Roughly one in five Massachusetts residents were affected by a data breach last year, according to numbers released today by the Commonwealth’s Office of Consumer Affairs & Business Regulation (OCABR).
The number, about 1.2 million residents, is nearly a 60 percent increase from 2012.
“Last year was an unprecedented year for high volume and high profile data breaches. I alone had my information breached four times,” said Undersecretary of Consumer Affairs and Business Regulation Barbara Anthony in a statement accompanying the 2013 Data Privacy Report Thursday.
The number is likely bloated by the massive Target breach at the tail end of 2013. Target operates 36 stores in Massachusetts and almost 950,000 Mass. residents, 80 percent of all the state’s breach victims, were affected by last winter’s hack. Yet as the report notes, if the Target numbers are discounted, fewer residents were actually breached in 2013 than 2012. The drop – almost a 36 percent dip – is something the state is attributing to what it calls its “stringent and protective” data security laws.
In 2007 (.PDF) Massachusetts became the 39th state to enact personal data breach legislation when Governor Deval Patrick asked all businesses to collectively notify the attorney general, the director of consumer affairs and business regulation, along with the affected resident when a breach occurs.
As is to be expected, the bulk of breaches reported to the state – 76 percent –revolved around credit or debit information pilfered from payment processing centers and retail establishments.
The lion’s share of these breaches dealt with information that was stolen from a third party, when either a point of sale terminal or a PIN pad was compromised.
The Briar Group, a Boston-based restaurant chain that was fined by the state in 2011 after hackers got customers’ credit and debit card information, was breached again last fall. The group, which owns 10 restaurants and bars in Boston, reported in December that hackers had again made off with customer names, credit-card numbers, and expiration dates.
In a very distance second place, 88 data breaches comprising 5 percent of the total affected the health care field. Many schools and universities were hit hard in 2013 including the University of Massachusetts Center for Language, Speech, and Hearing, which experienced a data breach that affected about 1,600 patients when malware infected a workstation containing patient data last summer. Concord, Mass.-based Adult & Pediatric Dermatology was forced to pay $150,000 as a result of a data breach as well last year.
While the report plays up the enormity of the Target attack, those numbers aside, perhaps the most surprising figure is the 611 percent jump the Commonwealth saw in breaches affecting the education sector from one year to the next. Nearly 32,000 individuals were affected last year, a far cry compared to the 5,000 or so individuals that were affected in 2012. Likely to blame: A breach that affected Boston’s Berklee College of Music, and its third-party ticket vendor, Vendini Inc., that ultimately compromised the credit card information of nearly 20,000 victims last year.

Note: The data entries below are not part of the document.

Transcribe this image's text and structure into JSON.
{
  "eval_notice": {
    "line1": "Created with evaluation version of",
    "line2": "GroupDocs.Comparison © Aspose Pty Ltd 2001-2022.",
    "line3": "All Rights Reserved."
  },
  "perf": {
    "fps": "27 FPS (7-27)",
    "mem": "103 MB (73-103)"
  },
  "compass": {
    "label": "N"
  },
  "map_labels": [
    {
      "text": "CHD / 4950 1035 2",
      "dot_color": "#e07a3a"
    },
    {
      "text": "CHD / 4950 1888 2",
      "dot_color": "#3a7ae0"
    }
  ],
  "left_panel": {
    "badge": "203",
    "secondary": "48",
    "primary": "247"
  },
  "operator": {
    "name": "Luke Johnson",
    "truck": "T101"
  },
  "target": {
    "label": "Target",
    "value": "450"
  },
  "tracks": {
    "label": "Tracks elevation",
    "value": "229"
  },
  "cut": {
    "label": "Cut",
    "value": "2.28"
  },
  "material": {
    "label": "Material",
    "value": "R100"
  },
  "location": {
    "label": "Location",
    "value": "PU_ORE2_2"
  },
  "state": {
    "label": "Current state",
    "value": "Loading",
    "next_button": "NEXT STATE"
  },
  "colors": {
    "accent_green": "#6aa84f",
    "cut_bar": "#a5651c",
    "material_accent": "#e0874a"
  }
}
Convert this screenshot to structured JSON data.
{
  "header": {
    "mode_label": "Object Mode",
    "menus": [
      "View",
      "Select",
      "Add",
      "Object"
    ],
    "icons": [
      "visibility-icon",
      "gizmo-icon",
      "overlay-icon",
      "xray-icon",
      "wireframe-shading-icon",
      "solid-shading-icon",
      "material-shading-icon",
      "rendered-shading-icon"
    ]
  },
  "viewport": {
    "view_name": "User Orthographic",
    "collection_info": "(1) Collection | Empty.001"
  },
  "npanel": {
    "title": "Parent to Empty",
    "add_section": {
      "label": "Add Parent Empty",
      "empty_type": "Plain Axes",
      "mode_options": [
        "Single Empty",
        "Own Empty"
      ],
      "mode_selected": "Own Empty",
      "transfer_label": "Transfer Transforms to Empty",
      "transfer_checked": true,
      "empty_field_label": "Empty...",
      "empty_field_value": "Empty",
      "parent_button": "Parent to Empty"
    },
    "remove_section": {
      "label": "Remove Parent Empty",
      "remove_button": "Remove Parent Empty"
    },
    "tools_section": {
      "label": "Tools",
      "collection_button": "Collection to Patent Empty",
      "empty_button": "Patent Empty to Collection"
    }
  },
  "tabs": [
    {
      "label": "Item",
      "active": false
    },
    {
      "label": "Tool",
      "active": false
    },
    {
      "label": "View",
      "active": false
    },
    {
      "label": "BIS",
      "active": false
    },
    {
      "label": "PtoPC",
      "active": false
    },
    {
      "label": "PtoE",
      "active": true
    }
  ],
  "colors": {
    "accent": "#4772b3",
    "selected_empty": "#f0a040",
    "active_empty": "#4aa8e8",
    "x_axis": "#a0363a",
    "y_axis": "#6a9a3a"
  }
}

Recent breaches like last month’s news that popular Massachusetts supermarkets like Star Market and Shaw’s were breached, along with Tuesday’s news that Home Depot, which operates 50 or so stores in the state, was also compromised, suggest Massachusetts’ numbers may increase in the future.